*** Supplied material Section Begins ***

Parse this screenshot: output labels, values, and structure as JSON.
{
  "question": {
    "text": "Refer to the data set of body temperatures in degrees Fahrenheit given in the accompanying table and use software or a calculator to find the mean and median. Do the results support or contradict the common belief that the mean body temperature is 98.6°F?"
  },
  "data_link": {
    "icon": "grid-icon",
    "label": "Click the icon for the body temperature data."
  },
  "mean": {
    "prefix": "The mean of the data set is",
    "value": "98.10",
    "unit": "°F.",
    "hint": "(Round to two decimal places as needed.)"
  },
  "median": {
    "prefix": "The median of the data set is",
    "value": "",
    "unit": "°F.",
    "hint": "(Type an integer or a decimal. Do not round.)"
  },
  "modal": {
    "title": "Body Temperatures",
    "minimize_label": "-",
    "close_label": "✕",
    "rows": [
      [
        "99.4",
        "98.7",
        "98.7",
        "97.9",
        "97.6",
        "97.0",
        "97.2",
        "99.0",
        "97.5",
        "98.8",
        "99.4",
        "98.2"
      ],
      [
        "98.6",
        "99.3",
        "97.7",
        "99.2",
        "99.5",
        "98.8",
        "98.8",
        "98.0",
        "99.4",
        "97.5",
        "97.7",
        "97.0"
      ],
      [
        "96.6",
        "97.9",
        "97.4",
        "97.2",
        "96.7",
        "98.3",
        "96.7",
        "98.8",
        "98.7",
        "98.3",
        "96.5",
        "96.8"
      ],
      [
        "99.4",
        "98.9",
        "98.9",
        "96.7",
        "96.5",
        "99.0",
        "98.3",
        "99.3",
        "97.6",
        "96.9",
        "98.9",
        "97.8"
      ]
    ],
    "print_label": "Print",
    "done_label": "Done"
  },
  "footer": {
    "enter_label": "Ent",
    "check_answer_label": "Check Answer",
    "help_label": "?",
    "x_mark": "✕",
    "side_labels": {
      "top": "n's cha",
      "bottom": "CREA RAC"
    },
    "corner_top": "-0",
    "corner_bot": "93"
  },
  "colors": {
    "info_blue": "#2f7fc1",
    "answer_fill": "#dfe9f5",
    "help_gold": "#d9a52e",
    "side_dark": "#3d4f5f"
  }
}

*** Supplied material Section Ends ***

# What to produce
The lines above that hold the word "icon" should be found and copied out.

# Response for this exercise
    "icon": "grid-icon",
    "label": "Click the icon for the body temperature data."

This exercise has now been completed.